Gather every line from the entries below that includes "data".
--------
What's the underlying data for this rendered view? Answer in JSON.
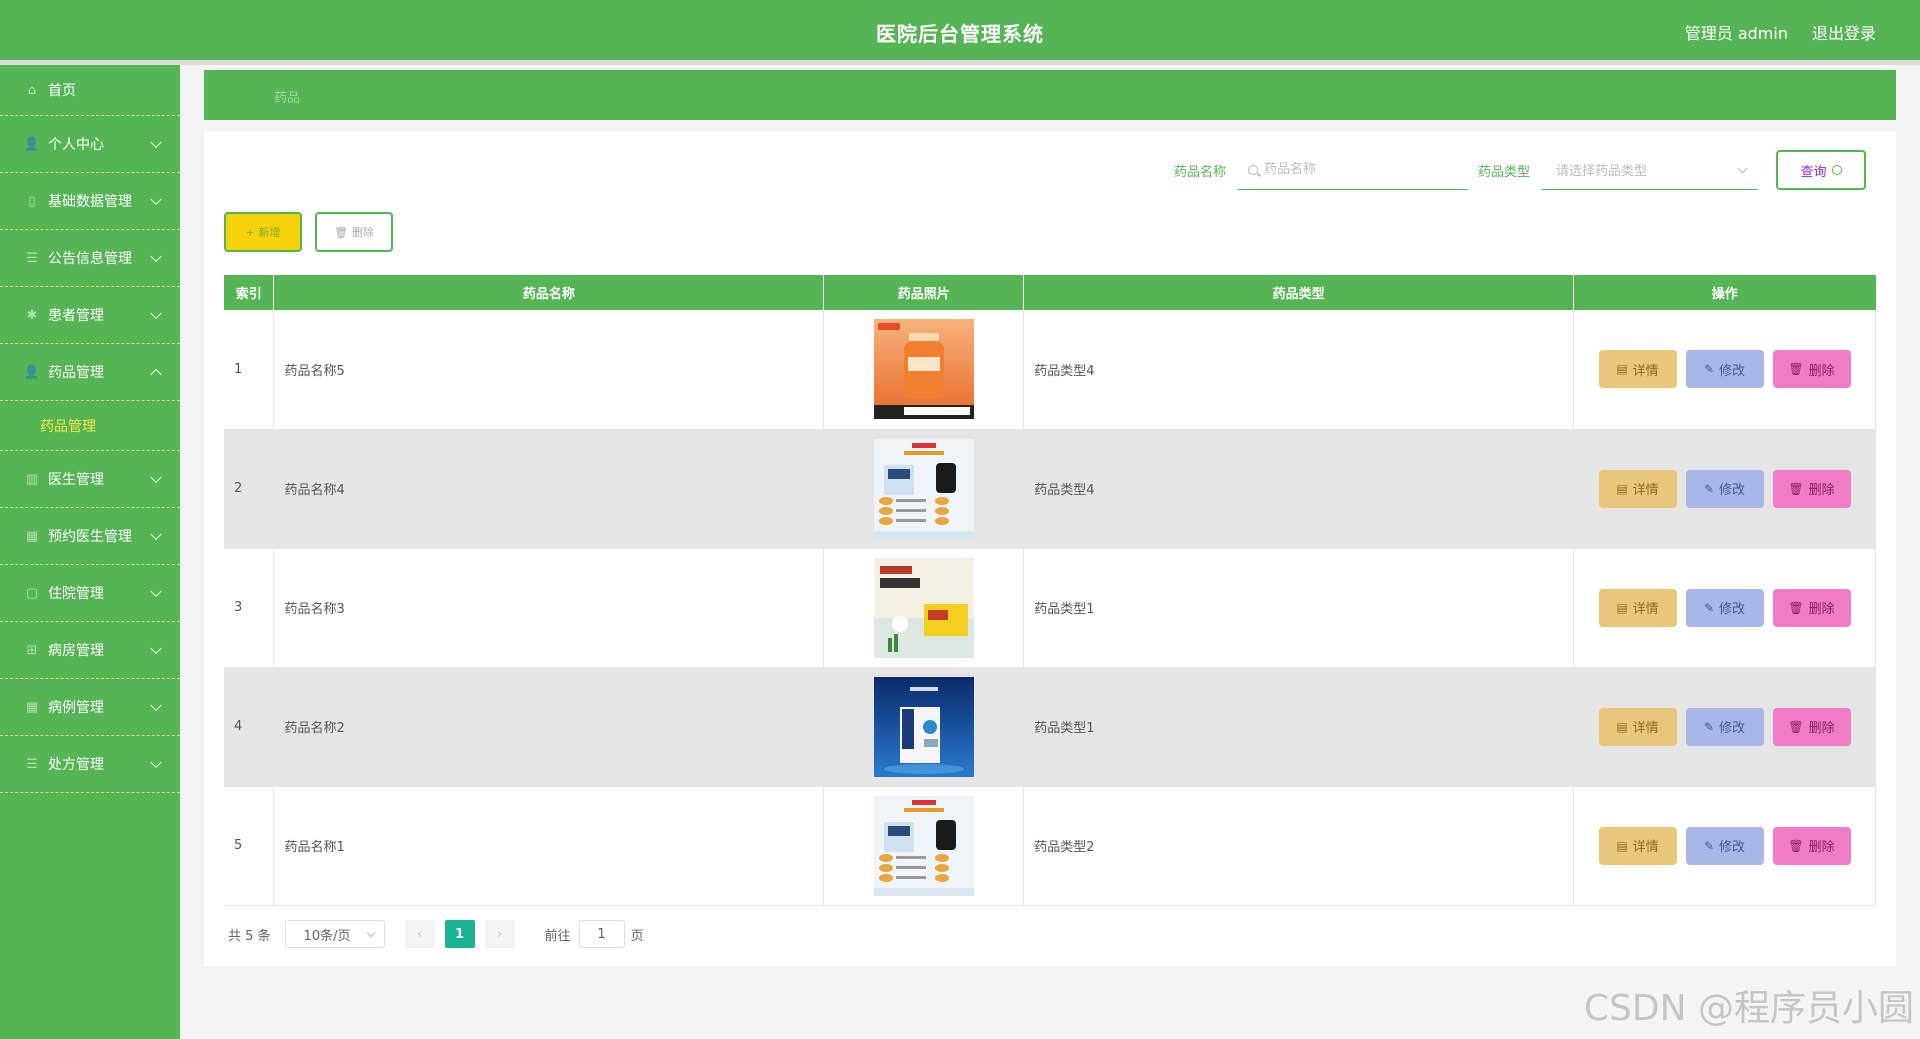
{
  "header": {
    "title": "医院后台管理系统",
    "admin_label": "管理员 admin",
    "logout_label": "退出登录"
  },
  "sidebar": {
    "items": [
      {
        "label": "首页",
        "icon": "home-icon"
      },
      {
        "label": "个人中心",
        "icon": "user-icon"
      },
      {
        "label": "基础数据管理",
        "icon": "data-icon"
      },
      {
        "label": "公告信息管理",
        "icon": "notice-icon"
      },
      {
        "label": "患者管理",
        "icon": "patient-icon"
      },
      {
        "label": "药品管理",
        "icon": "medicine-icon",
        "expanded": true
      },
      {
        "label": "医生管理",
        "icon": "doctor-icon"
      },
      {
        "label": "预约医生管理",
        "icon": "appointment-icon"
      },
      {
        "label": "住院管理",
        "icon": "hospital-icon"
      },
      {
        "label": "病房管理",
        "icon": "ward-icon"
      },
      {
        "label": "病例管理",
        "icon": "case-icon"
      },
      {
        "label": "处方管理",
        "icon": "prescription-icon"
      }
    ],
    "submenu_label": "药品管理"
  },
  "breadcrumb": {
    "current": "药品"
  },
  "search": {
    "name_label": "药品名称",
    "name_placeholder": "药品名称",
    "type_label": "药品类型",
    "type_placeholder": "请选择药品类型",
    "query_label": "查询"
  },
  "actions": {
    "add_label": "新增",
    "delete_label": "删除"
  },
  "table": {
    "headers": [
      "索引",
      "药品名称",
      "药品照片",
      "药品类型",
      "操作"
    ],
    "rows": [
      {
        "index": "1",
        "name": "药品名称5",
        "type": "药品类型4",
        "image": "orange-bottle"
      },
      {
        "index": "2",
        "name": "药品名称4",
        "type": "药品类型4",
        "image": "supplement-box"
      },
      {
        "index": "3",
        "name": "药品名称3",
        "type": "药品类型1",
        "image": "yellow-box"
      },
      {
        "index": "4",
        "name": "药品名称2",
        "type": "药品类型1",
        "image": "blue-box"
      },
      {
        "index": "5",
        "name": "药品名称1",
        "type": "药品类型2",
        "image": "supplement-box"
      }
    ],
    "op_detail": "详情",
    "op_edit": "修改",
    "op_delete": "删除"
  },
  "pagination": {
    "total": "共 5 条",
    "page_size": "10条/页",
    "current_page": "1",
    "goto_label": "前往",
    "goto_value": "1",
    "page_suffix": "页"
  },
  "watermark": "CSDN @程序员小圆",
  "colors": {
    "primary": "#55b454",
    "add": "#f5d20a",
    "detail": "#e8c77a",
    "edit": "#aab5e8",
    "remove": "#f07cc8",
    "page_active": "#1ab394"
  }
}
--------
Output for this task:
What's the underlying data for this rendered view? Answer in JSON.
        "icon": "data-icon"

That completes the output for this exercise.